    • NINE Tweaking a Monolith: The West Indian Immigrant Encounter with “Blackness”
      (pp. 237-256)
      Milton Vickerman

      Although “blackness” has long been an issue in American society, this fact has not always been self-evident. American racism has created and thrived on a uniform—almost monolithic—view of people of African ancestry.¹ Until recent times this view has effectively disguised the complex variations that are inherent in conceptions of race. However, as racism has become less monolithic, the contested nature of “blackness” has slowly become more apparent. Though racism is still crucially important in the lives of individuals of African ancestry, its relative decline in the decades following the civil rights revolution has led to a multiplicity of...

  8. CONCLUSION. Invisible No More? West Indian Americans in the Social Scientific Imagination
    (pp. 257-276)
    Philip Kasinitz

    In his 1972 landmark essay on West Indian Americans, Roy Bryce-Laporte described the group as the “invisible” immigrants. It’s a telling image. The essays collected in this volume and the larger body of research on which they draw show clearly that West Indian Americans have become a good deal more visible in the last quarter century—both in the social scientific literature and in the popular imagination. Yet the confluence of race and ethnicity that may have rendered West Indians invisible at earlier times is still very much with us, as the essays by Waters, Vickerman, Rogers, and Bashi Bobb...

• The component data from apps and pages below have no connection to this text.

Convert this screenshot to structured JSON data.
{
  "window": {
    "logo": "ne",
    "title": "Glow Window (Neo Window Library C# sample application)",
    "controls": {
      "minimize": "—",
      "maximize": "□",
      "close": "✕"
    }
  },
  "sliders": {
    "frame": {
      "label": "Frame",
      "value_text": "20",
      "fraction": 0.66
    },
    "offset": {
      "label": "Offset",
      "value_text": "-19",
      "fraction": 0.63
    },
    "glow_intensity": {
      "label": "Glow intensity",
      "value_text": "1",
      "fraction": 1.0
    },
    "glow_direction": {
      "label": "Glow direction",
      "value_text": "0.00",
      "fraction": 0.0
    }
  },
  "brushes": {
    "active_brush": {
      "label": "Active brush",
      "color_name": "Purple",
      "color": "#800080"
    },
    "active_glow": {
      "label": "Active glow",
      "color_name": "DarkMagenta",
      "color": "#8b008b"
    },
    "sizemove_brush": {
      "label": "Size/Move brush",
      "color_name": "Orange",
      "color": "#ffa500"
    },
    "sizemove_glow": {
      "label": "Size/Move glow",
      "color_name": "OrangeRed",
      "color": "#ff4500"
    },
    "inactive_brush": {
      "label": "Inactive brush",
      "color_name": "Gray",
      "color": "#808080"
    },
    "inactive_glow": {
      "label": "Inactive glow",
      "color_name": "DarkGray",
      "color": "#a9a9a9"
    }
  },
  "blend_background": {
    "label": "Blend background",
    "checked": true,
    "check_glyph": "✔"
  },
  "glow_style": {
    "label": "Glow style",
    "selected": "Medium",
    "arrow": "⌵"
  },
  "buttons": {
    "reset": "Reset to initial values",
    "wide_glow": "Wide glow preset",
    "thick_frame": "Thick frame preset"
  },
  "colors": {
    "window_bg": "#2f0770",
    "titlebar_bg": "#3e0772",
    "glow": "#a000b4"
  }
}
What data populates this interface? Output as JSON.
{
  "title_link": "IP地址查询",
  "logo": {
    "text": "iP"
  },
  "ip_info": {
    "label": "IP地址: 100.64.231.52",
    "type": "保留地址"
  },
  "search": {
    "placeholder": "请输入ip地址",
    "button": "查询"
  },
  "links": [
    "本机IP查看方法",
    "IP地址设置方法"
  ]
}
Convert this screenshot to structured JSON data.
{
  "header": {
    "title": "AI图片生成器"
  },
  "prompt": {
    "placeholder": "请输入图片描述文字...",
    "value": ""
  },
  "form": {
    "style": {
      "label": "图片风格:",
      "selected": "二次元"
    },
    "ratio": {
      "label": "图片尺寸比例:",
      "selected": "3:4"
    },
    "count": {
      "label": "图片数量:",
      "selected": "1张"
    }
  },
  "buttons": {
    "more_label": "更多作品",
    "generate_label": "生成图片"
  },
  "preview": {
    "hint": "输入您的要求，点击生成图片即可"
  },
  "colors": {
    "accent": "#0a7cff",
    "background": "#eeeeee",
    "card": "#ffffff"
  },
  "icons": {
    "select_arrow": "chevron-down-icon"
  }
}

  9. REFERENCES
    (pp. 277-296)
  10. NOTES ON CONTRIBUTORS
    (pp. 297-300)
  11. Index
    (pp. 301-304)